- Highly recommend not washing, showering, or brushing your teeth to preserve DNA evidence (within 72 hours). Save clothes, sheets, etc. in a paper bag (sexual assault/rape). Resident can decide to go to SART (Sexual Assault Response Team) facility to deal with the emotional and physical impact (closest to Cal is Highland hospital, Oakland)
- Keeping any relevant letters, notes, emails, voicemails, etc. (sexual harassment/stalking
- Writing down a chronology of events (facts) while it is fresh in their minds)
10) Get support for yourself. You deserve it.
There are many levels to internalized and externalized homophobia, and in order to understand same-sex sexual assault, it is important to first make a commitment to acknowledge and challenge homophobia. Furthermore, it's important to recognize that, although violence exists within lesbian, gay, bisexual and transgender communities, homosexuality, bisexuality or being transgender does not CAUSE this violence. It is also important to recognize that individuals within the LGBT community are targeted for sexual assault due to perceived gender expression. Sexual violence is used as a form of social control to maintain heterosexism.

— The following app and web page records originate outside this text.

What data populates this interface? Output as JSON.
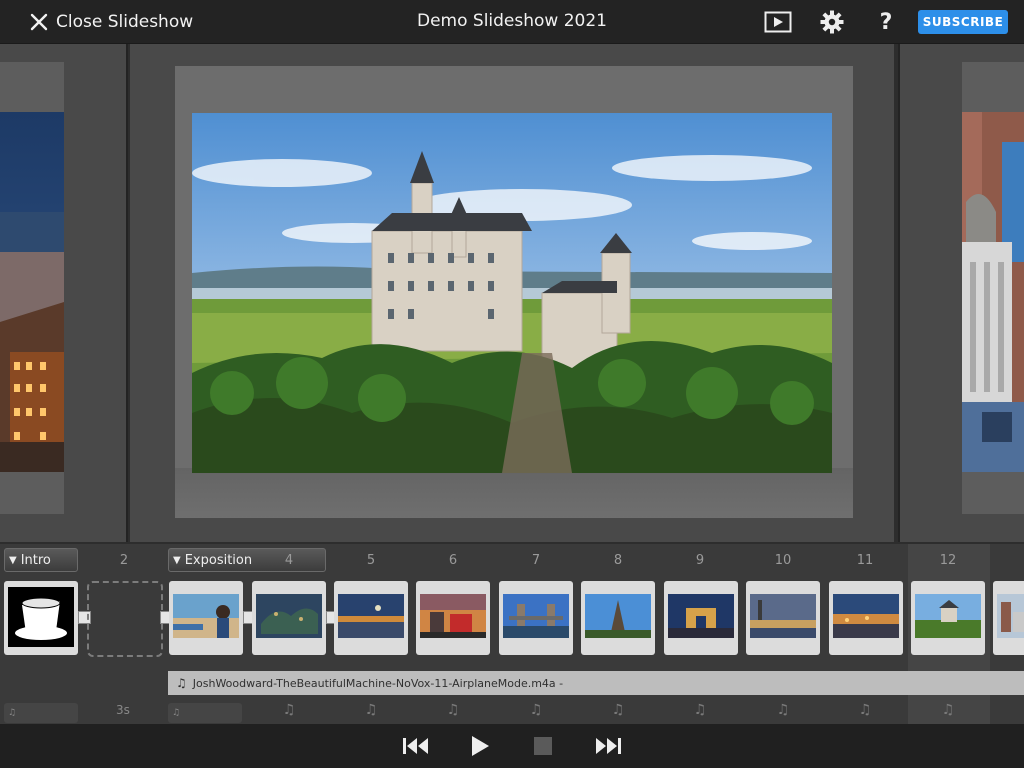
{
  "header": {
    "close_label": "Close Slideshow",
    "title": "Demo Slideshow 2021",
    "subscribe_label": "SUBSCRIBE",
    "help_label": "?",
    "icons": [
      "close-icon",
      "play-preview-icon",
      "gear-icon",
      "help-icon"
    ]
  },
  "timeline": {
    "sections": [
      {
        "label": "Intro"
      },
      {
        "label": "Exposition"
      }
    ],
    "slide_numbers": [
      "2",
      "4",
      "5",
      "6",
      "7",
      "8",
      "9",
      "10",
      "11",
      "12"
    ],
    "intro_duration": "3s",
    "audio_track": "JoshWoodward-TheBeautifulMachine-NoVox-11-AirplaneMode.m4a -",
    "note_glyph": "♫"
  },
  "controls": {
    "icons": [
      "skip-back-icon",
      "play-icon",
      "stop-icon",
      "skip-forward-icon"
    ]
  },
  "colors": {
    "accent": "#2d8fe9",
    "topbar": "#232323",
    "timeline": "#3a3a3a",
    "audio_bar": "#bdbdbd"
  }
}
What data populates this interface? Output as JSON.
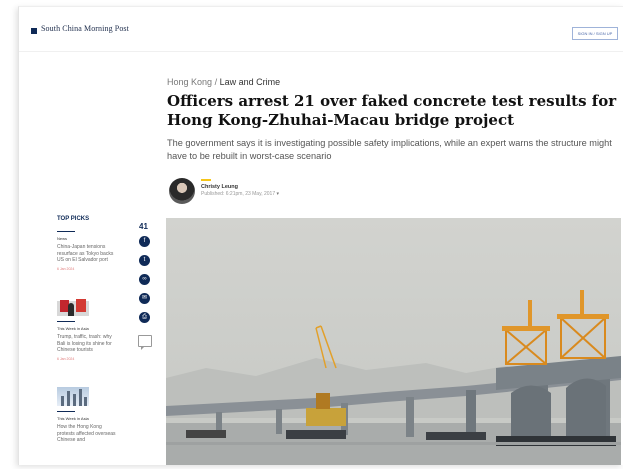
{
  "header": {
    "logo_text": "South China Morning Post",
    "signup_label": "SIGN IN / SIGN UP"
  },
  "article": {
    "breadcrumb_section": "Hong Kong",
    "breadcrumb_sep": "/",
    "breadcrumb_current": "Law and Crime",
    "headline": "Officers arrest 21 over faked concrete test results for Hong Kong-Zhuhai-Macau bridge project",
    "dek": "The government says it is investigating possible safety implications, while an expert warns the structure might have to be rebuilt in worst-case scenario",
    "author_name": "Christy Leung",
    "published": "Published: 6:21pm, 23 May, 2017"
  },
  "top_picks": {
    "title": "TOP PICKS",
    "items": [
      {
        "section": "News",
        "title": "China-Japan tensions resurface as Tokyo backs US on El Salvador port",
        "date": "6 Jan 2024"
      },
      {
        "section": "This Week in Asia",
        "title": "Trump, traffic, trash: why Bali is losing its shine for Chinese tourists",
        "date": "6 Jan 2024"
      },
      {
        "section": "This Week in Asia",
        "title": "How the Hong Kong protests affected overseas Chinese and"
      }
    ]
  },
  "share": {
    "count": "41",
    "icons": [
      "facebook-icon",
      "twitter-icon",
      "link-icon",
      "email-icon",
      "print-icon",
      "comment-icon"
    ]
  },
  "colors": {
    "brand_navy": "#0f2a57",
    "accent_yellow": "#f5c518"
  }
}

Same-sex sexual assault has not received much attention from researchers, support services, or the criminal justice system. This lack of attention to same-sex rape has left many survivors without culturally competent support and, therefore, with few resources for healing.
- -Same-sex sexual assault may include forced vaginal or anal penetration, forced oral sex, forced touching, or any other type of forced sexual activity.
- -Same-sex sexual assault can happen on a date, between friends, partners, or strangers.
- -Same-sex survivors are even less likely than opposite-sex survivors to report the assault to the police or seek counseling after it occurs.
- -Most survivors of same-sex assault report additional barriers to seeking support from the police or rape crisis centers, and because of this there is very little statistical data compiled about same-sex violence.
Common Barriers that Same-sex Survivors of Sexual Assault Experience:
- -Not being taken seriously or having their experience minimized
- -Not having their experience labeled as sexual assault or rape
- -Having to explain how it happened in more detail than one would ask a survivor of opposite-sex assault
- -Having to educate those they reach out to
- -Having their experiences sensationalized
- -Increasing people's homophobia or being seen as a traitor to their community if they tell their story to straight people
- -Having fewer people to talk to (because the LGBT community can be a small one that is tightly knit)
- -Mistakenly seen as the perpetrator
- -Being blamed for the assault
- -Not being understood or being blamed if it happened in an S&M environment
- -Being treated in a homophobic manner by the police, the hospital, rape crisis center, and others
- -Being "outed" (having one's sexual orientation discussed or revealed without one's consent)
This information has been adapted from "Support for Survivors-Training for Sexual Assault Counselors;" California Coalition Against Sexual Assault, 1999